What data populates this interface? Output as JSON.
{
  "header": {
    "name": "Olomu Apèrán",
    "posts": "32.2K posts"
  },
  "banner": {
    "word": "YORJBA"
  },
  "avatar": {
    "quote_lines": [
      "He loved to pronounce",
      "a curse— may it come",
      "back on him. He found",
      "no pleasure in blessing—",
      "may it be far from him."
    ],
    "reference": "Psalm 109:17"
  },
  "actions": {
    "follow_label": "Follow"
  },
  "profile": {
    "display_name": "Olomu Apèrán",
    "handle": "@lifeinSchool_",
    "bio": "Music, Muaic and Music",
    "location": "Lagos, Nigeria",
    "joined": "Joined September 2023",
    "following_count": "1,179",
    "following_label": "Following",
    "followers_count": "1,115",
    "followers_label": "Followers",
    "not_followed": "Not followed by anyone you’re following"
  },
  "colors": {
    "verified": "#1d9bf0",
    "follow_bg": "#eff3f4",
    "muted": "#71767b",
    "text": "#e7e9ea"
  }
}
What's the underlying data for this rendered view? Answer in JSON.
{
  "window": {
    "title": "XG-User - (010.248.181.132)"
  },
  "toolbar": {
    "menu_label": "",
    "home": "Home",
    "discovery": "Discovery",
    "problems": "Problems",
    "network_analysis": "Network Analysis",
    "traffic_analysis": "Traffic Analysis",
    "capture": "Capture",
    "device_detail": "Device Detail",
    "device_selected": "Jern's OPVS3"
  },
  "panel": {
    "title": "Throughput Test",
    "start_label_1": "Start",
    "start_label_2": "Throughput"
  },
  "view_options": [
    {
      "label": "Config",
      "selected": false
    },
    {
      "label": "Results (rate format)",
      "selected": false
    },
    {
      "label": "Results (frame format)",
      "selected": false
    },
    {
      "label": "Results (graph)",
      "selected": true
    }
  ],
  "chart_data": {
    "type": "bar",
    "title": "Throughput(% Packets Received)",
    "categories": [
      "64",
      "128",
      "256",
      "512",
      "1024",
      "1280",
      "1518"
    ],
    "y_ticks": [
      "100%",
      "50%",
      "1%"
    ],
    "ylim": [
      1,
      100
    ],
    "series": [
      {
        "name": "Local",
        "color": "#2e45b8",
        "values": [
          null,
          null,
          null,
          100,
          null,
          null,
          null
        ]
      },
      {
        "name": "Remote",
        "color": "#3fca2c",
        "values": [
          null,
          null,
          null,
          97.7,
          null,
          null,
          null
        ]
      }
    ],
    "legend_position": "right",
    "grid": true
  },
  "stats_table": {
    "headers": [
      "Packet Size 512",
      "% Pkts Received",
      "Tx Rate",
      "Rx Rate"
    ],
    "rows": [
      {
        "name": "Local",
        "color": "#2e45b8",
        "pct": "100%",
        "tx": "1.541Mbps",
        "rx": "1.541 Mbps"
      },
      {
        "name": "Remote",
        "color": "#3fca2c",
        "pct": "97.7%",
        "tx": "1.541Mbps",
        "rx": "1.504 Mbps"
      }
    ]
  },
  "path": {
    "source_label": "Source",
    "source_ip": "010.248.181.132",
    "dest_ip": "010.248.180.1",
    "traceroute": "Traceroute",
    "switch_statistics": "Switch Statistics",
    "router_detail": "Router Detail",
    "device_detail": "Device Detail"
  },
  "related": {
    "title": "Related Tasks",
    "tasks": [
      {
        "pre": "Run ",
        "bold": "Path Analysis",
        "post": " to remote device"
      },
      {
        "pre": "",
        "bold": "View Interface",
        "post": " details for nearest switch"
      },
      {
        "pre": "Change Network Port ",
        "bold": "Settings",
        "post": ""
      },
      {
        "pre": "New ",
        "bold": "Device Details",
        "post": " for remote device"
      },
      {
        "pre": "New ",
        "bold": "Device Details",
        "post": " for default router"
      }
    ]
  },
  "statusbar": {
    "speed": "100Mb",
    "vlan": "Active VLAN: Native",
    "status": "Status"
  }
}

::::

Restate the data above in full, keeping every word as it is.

**Problem solution**
What data populates this interface? Output as JSON.
{
  "header": {
    "name": "Olomu Apèrán",
    "posts": "32.2K posts"
  },
  "banner": {
    "word": "YORJBA"
  },
  "avatar": {
    "quote_lines": [
      "He loved to pronounce",
      "a curse— may it come",
      "back on him. He found",
      "no pleasure in blessing—",
      "may it be far from him."
    ],
    "reference": "Psalm 109:17"
  },
  "actions": {
    "follow_label": "Follow"
  },
  "profile": {
    "display_name": "Olomu Apèrán",
    "handle": "@lifeinSchool_",
    "bio": "Music, Muaic and Music",
    "location": "Lagos, Nigeria",
    "joined": "Joined September 2023",
    "following_count": "1,179",
    "following_label": "Following",
    "followers_count": "1,115",
    "followers_label": "Followers",
    "not_followed": "Not followed by anyone you’re following"
  },
  "colors": {
    "verified": "#1d9bf0",
    "follow_bg": "#eff3f4",
    "muted": "#71767b",
    "text": "#e7e9ea"
  }
}
What's the underlying data for this rendered view? Answer in JSON.
{
  "window": {
    "title": "XG-User - (010.248.181.132)"
  },
  "toolbar": {
    "menu_label": "",
    "home": "Home",
    "discovery": "Discovery",
    "problems": "Problems",
    "network_analysis": "Network Analysis",
    "traffic_analysis": "Traffic Analysis",
    "capture": "Capture",
    "device_detail": "Device Detail",
    "device_selected": "Jern's OPVS3"
  },
  "panel": {
    "title": "Throughput Test",
    "start_label_1": "Start",
    "start_label_2": "Throughput"
  },
  "view_options": [
    {
      "label": "Config",
      "selected": false
    },
    {
      "label": "Results (rate format)",
      "selected": false
    },
    {
      "label": "Results (frame format)",
      "selected": false
    },
    {
      "label": "Results (graph)",
      "selected": true
    }
  ],
  "chart_data": {
    "type": "bar",
    "title": "Throughput(% Packets Received)",
    "categories": [
      "64",
      "128",
      "256",
      "512",
      "1024",
      "1280",
      "1518"
    ],
    "y_ticks": [
      "100%",
      "50%",
      "1%"
    ],
    "ylim": [
      1,
      100
    ],
    "series": [
      {
        "name": "Local",
        "color": "#2e45b8",
        "values": [
          null,
          null,
          null,
          100,
          null,
          null,
          null
        ]
      },
      {
        "name": "Remote",
        "color": "#3fca2c",
        "values": [
          null,
          null,
          null,
          97.7,
          null,
          null,
          null
        ]
      }
    ],
    "legend_position": "right",
    "grid": true
  },
  "stats_table": {
    "headers": [
      "Packet Size 512",
      "% Pkts Received",
      "Tx Rate",
      "Rx Rate"
    ],
    "rows": [
      {
        "name": "Local",
        "color": "#2e45b8",
        "pct": "100%",
        "tx": "1.541Mbps",
        "rx": "1.541 Mbps"
      },
      {
        "name": "Remote",
        "color": "#3fca2c",
        "pct": "97.7%",
        "tx": "1.541Mbps",
        "rx": "1.504 Mbps"
      }
    ]
  },
  "path": {
    "source_label": "Source",
    "source_ip": "010.248.181.132",
    "dest_ip": "010.248.180.1",
    "traceroute": "Traceroute",
    "switch_statistics": "Switch Statistics",
    "router_detail": "Router Detail",
    "device_detail": "Device Detail"
  },
  "related": {
    "title": "Related Tasks",
    "tasks": [
      {
        "pre": "Run ",
        "bold": "Path Analysis",
        "post": " to remote device"
      },
      {
        "pre": "",
        "bold": "View Interface",
        "post": " details for nearest switch"
      },
      {
        "pre": "Change Network Port ",
        "bold": "Settings",
        "post": ""
      },
      {
        "pre": "New ",
        "bold": "Device Details",
        "post": " for remote device"
      },
      {
        "pre": "New ",
        "bold": "Device Details",
        "post": " for default router"
      }
    ]
  },
  "statusbar": {
    "speed": "100Mb",
    "vlan": "Active VLAN: Native",
    "status": "Status"
  }
}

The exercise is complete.